About Director Wayne Harrison

Director Wayne Harrison is a former Artistic Director of Sydney Theatre Company, as well as Creative Director of Sydney's New Year’s Eve celebration, the director of the Closing Ceremony for the Melbourne Commonwealth Games, and co-producer of Gumboots, Tap Dogs, Slava’s Snowshow and Fosse for Back Row Productions and Clear Channel Entertainment (Europe). Recent international theatre includes Letter to Larry (Theatre Nesle, Paris), For Crying Out Loud (The Grand Theatre, Ontario), Human Nature -The Motown Show (The Venetian, Las Vegas), The Choir of Man (Darwin Festival), RU4Me (Australian tour), Celebrity Autobiography and Love, Loss, and What I Wore (Sydney Opera House and Ross Mollison International) and Sunday in the Park with George (NIDA, Sydney). He is Head of Creation for Spiegelworld International for which he has directed Absinthe, Desir, Empire (all in New York City), Vegas Nocturne (Las Vegas) and Absinthe (Miami and Las Vegas). His 2015 projects include Don Reid’s Young and Jackson (45 Downstairs, Melbourne), Justin Fleming’s Shellshock (Riverside Theatres, Parramatta).

About Defibrillator

Defibrillator return to the Finborough Theatre following sell out four star productions of Doug Lucie’s Hard Feelings in 2013 and Rebecca Gilman’s Blue Surge in 2011. They also staged the highly successful season of The Hotel Plays by Tennessee Williams at the Langham Hotel in 2014.

The Great War 100 Series

THEGREATWAR100 series is a new occasional series of works about – or written during – the Great War to be presented by the Finborough Theatre from 2014 to 2018 to commemorate the centenary of the First World War.

The Press on The One Day Of The Year

“An Australian classic” The Australian

“ANZAC Day explodes into a domestic battleground in the Australian classic One Day of the Year" Daily Mirror (Australia)

“The One Day of the Year’s place in the history of Australian drama is not based on notoriety but on its universal relevance” The West Australian
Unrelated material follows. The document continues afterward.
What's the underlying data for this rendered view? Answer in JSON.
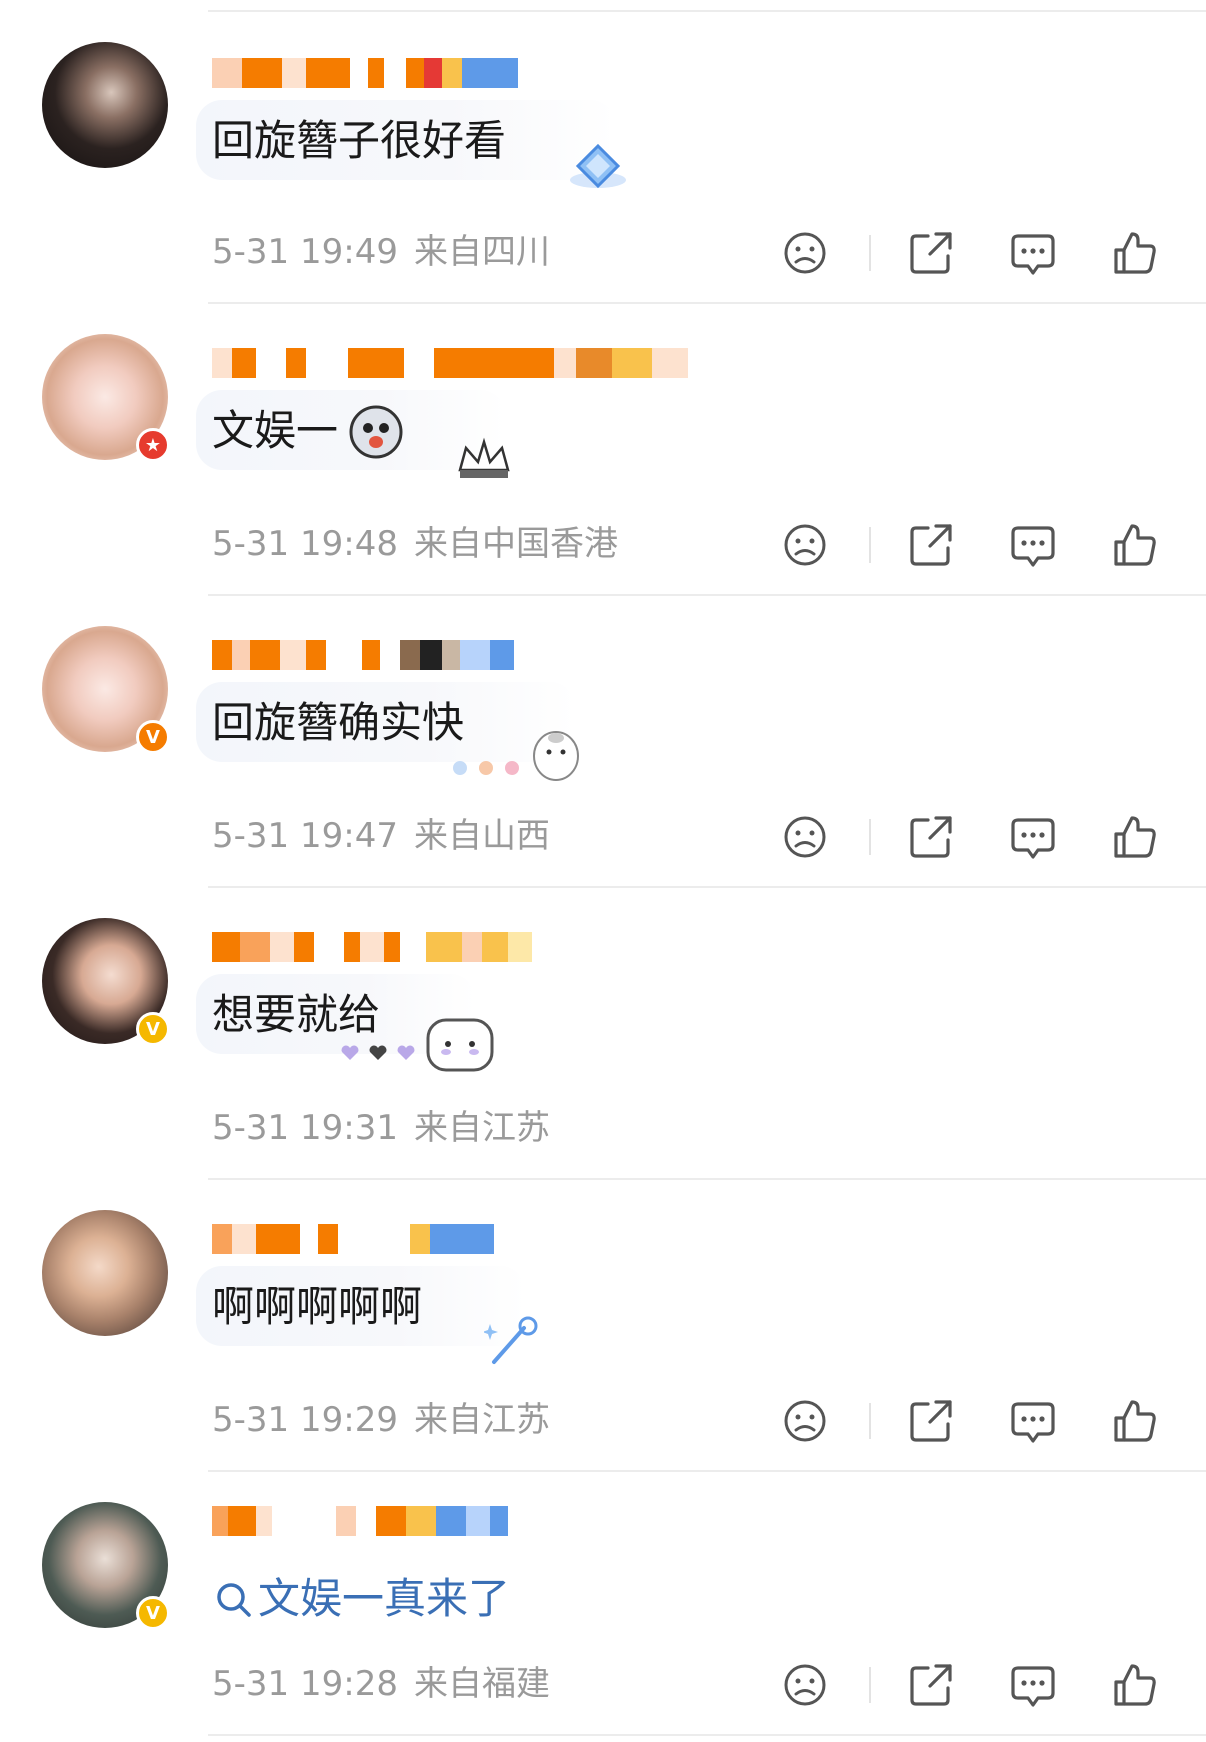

“The One Day of the Year occupies an important place in Australian theatre.” The Times (Australia)

“Seymour’s play has qualities of human and social interest that remain unimpaired by time and change” Sydney Morning Herald

The Press on Director Wayne Harrison

“Spectacular and kinetically stunning” David Cote, Time Out New York on Empire (New York)

“Let yourself be carried away by this passionate, astonishing production” Novel Observateur on Letter to Larry (Paris)

“An unmissable theatrical event” Sydney Morning Herald on End of the Rainbow (Sydney Opera House)

The Press on Defibrillator at the Finborough

On Hard Feelings by Doug Lucie

“Defibrillator’s production is enjoyably snappy, with an excellent ensemble cast who create a convincing dynamic.” ★★★★ Daisy Bowie-Sell, Time Out

“Hillier’s production coaxes vividly particularised performances” ★★★★ Michael Billington, The Guardian

On Blue Surge by Rebecca Gilman

“This is an evening of great theatre.” ★★★★ Jeremy Kingston, The Times

“Ché Walker's production hits exactly the right note of pained intimacy” ★★★★ Michael Billington, The Guardian

“This is the UK première...and it's surprising that it has taken so long to come here” ★★★★ Henry Hitchings, Evening Standard

19 May – 13 June 2015

Tickets and Times

Tuesday 7:30pm
Wednesday 7:30pm
Thursday 7:30pm
Friday 7:30pm
Saturday 3:00pm (from second week of the run)
Sunday 3:00pm

Approximately two hours and 20 minutes